In 3 minutes
Posted on 2020-05-24
3 mins read

JS expressions like this have always been very confusing for me:

!function() {

// > hi

Recently I came across the IIFE conception.
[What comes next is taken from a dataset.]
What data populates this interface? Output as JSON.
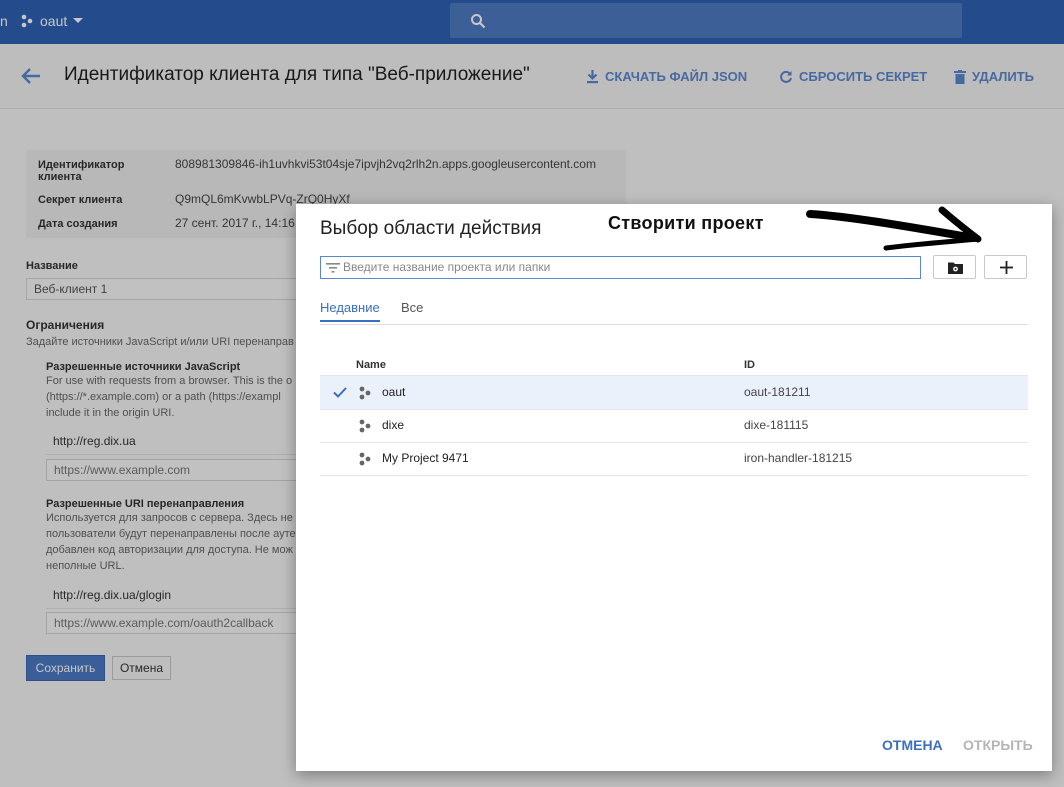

Immediately Invoked Function Expression is JavaScript function, which runs immediately after the declaration.

This kind of expressions are also known as Self-Executing Anonymous Function:

(function () {

// or

(function () {

IIFE contains of two parts:

  • The anonymous function with lexical scope enclosed within the Grouping Operator (). This keeps inner variables within the IIFE idiom and prevents polluting the global scope.
  • The second part creates the immediately invoked function expression () which signals JavaScript to directly interpret this.

You can call IIFE with parameters:

((msg) => console.log(msg))('How was your day?');

// > How was your day?

When function declaration is enclosed in brackets, JS interprets it as a function expression.

By the way, in order to make the function expression you can use any unary operator +,-, !, ~:

// Yes, it looks weird 🤔

-function() {console.log('hi')}();

// > hi

// or even
void function() {console.log('hi')}();

// > hi

You can't use arrow functions with unary operators